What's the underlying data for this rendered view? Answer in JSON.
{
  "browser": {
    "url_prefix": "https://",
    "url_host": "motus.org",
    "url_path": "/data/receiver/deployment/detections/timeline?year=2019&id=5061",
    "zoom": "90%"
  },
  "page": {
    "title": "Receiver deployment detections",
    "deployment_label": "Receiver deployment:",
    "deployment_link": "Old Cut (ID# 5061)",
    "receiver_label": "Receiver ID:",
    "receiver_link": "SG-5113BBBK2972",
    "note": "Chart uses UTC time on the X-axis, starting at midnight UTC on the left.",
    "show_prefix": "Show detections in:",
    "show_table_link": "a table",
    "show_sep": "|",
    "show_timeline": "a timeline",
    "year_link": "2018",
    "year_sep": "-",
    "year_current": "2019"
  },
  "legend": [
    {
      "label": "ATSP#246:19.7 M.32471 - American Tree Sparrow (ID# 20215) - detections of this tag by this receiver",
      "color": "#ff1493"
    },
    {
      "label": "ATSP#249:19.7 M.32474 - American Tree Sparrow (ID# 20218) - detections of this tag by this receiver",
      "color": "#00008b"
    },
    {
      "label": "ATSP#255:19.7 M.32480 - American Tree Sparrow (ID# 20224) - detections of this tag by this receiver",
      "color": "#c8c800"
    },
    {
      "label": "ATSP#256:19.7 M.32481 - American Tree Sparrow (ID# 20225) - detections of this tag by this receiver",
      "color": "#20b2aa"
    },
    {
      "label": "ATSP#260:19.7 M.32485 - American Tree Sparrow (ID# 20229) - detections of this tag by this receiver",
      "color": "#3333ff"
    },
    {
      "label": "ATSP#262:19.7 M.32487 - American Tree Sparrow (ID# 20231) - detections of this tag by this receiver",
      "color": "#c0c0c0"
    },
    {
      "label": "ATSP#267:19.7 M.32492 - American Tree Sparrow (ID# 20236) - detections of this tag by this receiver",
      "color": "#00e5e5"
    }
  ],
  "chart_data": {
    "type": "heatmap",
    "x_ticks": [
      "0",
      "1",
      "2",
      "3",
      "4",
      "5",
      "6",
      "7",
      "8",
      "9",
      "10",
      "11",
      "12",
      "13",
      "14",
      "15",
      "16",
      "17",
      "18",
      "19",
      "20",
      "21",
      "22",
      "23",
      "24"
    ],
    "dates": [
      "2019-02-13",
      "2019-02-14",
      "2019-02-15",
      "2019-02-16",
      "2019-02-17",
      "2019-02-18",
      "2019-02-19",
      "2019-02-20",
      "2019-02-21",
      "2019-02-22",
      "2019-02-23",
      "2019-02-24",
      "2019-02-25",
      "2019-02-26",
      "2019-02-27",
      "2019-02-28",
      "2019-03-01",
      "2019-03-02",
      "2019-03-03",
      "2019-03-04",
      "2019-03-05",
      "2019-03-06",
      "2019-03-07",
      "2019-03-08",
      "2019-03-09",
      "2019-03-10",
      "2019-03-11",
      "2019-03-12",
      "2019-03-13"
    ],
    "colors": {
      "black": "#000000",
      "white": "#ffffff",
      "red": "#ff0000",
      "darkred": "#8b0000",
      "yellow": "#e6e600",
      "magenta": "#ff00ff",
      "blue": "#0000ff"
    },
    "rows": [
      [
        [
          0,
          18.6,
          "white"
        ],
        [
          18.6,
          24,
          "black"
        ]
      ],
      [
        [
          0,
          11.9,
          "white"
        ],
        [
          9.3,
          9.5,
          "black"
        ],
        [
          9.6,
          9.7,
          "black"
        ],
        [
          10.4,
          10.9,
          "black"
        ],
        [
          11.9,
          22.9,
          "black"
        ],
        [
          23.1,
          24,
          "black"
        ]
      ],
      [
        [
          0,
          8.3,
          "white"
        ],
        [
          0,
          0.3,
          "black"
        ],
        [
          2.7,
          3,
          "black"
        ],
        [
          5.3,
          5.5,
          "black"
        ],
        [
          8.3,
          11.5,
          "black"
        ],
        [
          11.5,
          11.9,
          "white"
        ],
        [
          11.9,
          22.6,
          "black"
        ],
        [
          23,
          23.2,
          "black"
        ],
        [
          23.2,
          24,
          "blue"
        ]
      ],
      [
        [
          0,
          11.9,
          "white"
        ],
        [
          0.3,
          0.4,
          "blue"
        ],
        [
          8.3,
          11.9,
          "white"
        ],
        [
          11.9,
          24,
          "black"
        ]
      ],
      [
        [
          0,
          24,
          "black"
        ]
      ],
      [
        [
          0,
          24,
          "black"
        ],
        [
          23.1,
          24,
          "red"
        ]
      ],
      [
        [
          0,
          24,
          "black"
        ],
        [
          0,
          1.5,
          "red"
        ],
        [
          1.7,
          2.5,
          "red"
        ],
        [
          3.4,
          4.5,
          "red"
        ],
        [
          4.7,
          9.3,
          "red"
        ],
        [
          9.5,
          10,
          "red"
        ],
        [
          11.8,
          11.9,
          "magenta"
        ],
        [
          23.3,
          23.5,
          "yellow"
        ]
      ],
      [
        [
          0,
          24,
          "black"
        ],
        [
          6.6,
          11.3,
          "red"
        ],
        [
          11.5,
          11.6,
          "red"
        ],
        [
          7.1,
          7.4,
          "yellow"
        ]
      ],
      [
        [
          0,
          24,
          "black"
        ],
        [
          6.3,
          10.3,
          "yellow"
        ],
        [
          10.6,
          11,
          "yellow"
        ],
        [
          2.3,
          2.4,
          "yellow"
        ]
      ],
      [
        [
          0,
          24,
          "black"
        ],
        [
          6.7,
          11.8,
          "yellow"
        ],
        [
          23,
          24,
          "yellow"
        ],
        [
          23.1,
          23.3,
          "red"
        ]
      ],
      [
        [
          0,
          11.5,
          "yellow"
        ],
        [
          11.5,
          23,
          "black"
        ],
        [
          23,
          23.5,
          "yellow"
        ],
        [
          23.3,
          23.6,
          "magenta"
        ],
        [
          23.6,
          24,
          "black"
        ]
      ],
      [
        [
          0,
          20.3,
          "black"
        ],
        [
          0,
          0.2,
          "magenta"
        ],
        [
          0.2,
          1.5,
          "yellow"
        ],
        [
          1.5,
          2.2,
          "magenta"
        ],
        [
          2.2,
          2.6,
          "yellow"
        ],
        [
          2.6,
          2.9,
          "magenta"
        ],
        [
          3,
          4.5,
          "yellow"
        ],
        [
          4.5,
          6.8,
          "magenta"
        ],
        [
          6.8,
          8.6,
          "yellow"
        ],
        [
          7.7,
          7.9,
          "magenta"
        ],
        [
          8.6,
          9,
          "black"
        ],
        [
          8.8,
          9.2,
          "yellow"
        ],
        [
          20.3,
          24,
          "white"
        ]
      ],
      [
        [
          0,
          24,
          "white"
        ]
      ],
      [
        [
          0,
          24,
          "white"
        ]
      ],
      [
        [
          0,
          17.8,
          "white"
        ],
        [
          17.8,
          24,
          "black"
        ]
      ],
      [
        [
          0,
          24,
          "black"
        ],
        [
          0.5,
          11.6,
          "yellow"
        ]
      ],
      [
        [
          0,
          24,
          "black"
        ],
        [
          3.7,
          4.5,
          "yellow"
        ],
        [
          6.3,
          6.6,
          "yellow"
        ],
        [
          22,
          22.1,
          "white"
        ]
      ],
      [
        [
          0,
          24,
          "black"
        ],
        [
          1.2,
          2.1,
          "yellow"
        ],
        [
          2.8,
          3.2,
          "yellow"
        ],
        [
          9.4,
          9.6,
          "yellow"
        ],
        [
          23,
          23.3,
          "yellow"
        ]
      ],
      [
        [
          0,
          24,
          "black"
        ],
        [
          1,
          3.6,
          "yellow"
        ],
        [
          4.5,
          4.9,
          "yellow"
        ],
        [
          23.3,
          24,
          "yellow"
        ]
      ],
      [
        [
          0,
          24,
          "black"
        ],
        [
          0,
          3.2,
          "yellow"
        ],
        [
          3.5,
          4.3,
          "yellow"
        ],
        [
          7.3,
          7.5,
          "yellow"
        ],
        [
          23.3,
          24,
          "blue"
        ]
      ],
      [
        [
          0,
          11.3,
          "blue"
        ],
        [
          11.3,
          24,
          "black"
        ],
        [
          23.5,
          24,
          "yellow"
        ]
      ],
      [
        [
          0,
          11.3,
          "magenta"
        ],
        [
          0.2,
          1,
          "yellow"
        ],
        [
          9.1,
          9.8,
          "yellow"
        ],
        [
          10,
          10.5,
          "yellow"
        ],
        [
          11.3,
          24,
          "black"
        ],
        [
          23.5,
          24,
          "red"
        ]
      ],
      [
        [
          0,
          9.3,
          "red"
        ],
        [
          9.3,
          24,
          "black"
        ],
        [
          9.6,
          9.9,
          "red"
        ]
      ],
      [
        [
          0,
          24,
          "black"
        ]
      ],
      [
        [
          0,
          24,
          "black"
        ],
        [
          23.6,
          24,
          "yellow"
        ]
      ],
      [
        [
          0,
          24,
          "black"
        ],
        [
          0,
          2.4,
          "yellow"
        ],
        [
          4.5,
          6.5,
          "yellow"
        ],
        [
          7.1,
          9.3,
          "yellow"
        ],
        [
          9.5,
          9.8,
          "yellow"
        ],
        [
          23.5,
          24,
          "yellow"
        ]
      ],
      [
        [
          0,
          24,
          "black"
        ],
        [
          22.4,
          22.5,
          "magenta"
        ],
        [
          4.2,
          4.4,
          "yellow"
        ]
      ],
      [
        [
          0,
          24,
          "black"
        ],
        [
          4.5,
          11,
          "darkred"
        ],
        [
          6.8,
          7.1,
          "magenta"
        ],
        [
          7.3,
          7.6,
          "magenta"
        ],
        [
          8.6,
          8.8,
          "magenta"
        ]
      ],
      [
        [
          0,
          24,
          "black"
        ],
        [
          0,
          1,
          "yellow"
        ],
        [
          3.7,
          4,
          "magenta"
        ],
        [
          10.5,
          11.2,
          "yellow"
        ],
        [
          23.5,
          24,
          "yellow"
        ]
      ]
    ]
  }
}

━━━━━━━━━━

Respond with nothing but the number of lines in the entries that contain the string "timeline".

**Task output**
2